§ YOUR GOAL
Pictures appear in the records below; write out everything else exactly.

§ RECORD SET
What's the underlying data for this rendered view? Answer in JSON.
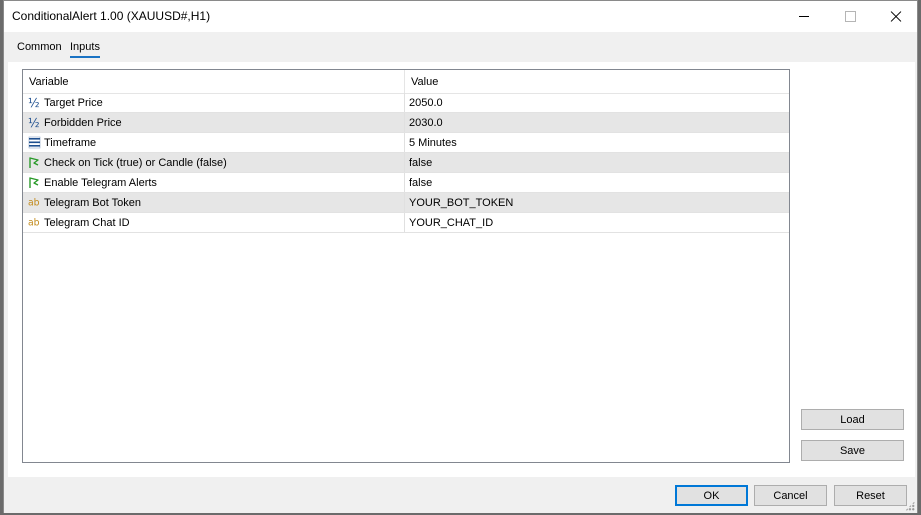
{
  "window": {
    "title": "ConditionalAlert 1.00 (XAUUSD#,H1)"
  },
  "tabs": [
    {
      "label": "Common",
      "active": false
    },
    {
      "label": "Inputs",
      "active": true
    }
  ],
  "grid": {
    "headers": {
      "variable": "Variable",
      "value": "Value"
    },
    "rows": [
      {
        "icon": "fraction-icon",
        "glyph": "½",
        "icon_color": "#1e4f8f",
        "variable": "Target Price",
        "value": "2050.0"
      },
      {
        "icon": "fraction-icon",
        "glyph": "½",
        "icon_color": "#1e4f8f",
        "variable": "Forbidden Price",
        "value": "2030.0"
      },
      {
        "icon": "list-enum-icon",
        "glyph": "",
        "icon_color": "#1e4f8f",
        "variable": "Timeframe",
        "value": "5 Minutes"
      },
      {
        "icon": "boolean-flag-icon",
        "glyph": "",
        "icon_color": "#2a9a2a",
        "variable": "Check on Tick (true) or Candle (false)",
        "value": "false"
      },
      {
        "icon": "boolean-flag-icon",
        "glyph": "",
        "icon_color": "#2a9a2a",
        "variable": "Enable Telegram Alerts",
        "value": "false"
      },
      {
        "icon": "string-ab-icon",
        "glyph": "ab",
        "icon_color": "#c28a1a",
        "variable": "Telegram Bot Token",
        "value": "YOUR_BOT_TOKEN"
      },
      {
        "icon": "string-ab-icon",
        "glyph": "ab",
        "icon_color": "#c28a1a",
        "variable": "Telegram Chat ID",
        "value": "YOUR_CHAT_ID"
      }
    ]
  },
  "side_buttons": {
    "load": "Load",
    "save": "Save"
  },
  "footer_buttons": {
    "ok": "OK",
    "cancel": "Cancel",
    "reset": "Reset"
  }
}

§ SOLUTION FOR THIS TASK
What's the underlying data for this rendered view? Answer in JSON.
{
  "window": {
    "title": "ConditionalAlert 1.00 (XAUUSD#,H1)"
  },
  "tabs": [
    {
      "label": "Common",
      "active": false
    },
    {
      "label": "Inputs",
      "active": true
    }
  ],
  "grid": {
    "headers": {
      "variable": "Variable",
      "value": "Value"
    },
    "rows": [
      {
        "icon": "fraction-icon",
        "glyph": "½",
        "icon_color": "#1e4f8f",
        "variable": "Target Price",
        "value": "2050.0"
      },
      {
        "icon": "fraction-icon",
        "glyph": "½",
        "icon_color": "#1e4f8f",
        "variable": "Forbidden Price",
        "value": "2030.0"
      },
      {
        "icon": "list-enum-icon",
        "glyph": "",
        "icon_color": "#1e4f8f",
        "variable": "Timeframe",
        "value": "5 Minutes"
      },
      {
        "icon": "boolean-flag-icon",
        "glyph": "",
        "icon_color": "#2a9a2a",
        "variable": "Check on Tick (true) or Candle (false)",
        "value": "false"
      },
      {
        "icon": "boolean-flag-icon",
        "glyph": "",
        "icon_color": "#2a9a2a",
        "variable": "Enable Telegram Alerts",
        "value": "false"
      },
      {
        "icon": "string-ab-icon",
        "glyph": "ab",
        "icon_color": "#c28a1a",
        "variable": "Telegram Bot Token",
        "value": "YOUR_BOT_TOKEN"
      },
      {
        "icon": "string-ab-icon",
        "glyph": "ab",
        "icon_color": "#c28a1a",
        "variable": "Telegram Chat ID",
        "value": "YOUR_CHAT_ID"
      }
    ]
  },
  "side_buttons": {
    "load": "Load",
    "save": "Save"
  },
  "footer_buttons": {
    "ok": "OK",
    "cancel": "Cancel",
    "reset": "Reset"
  }
}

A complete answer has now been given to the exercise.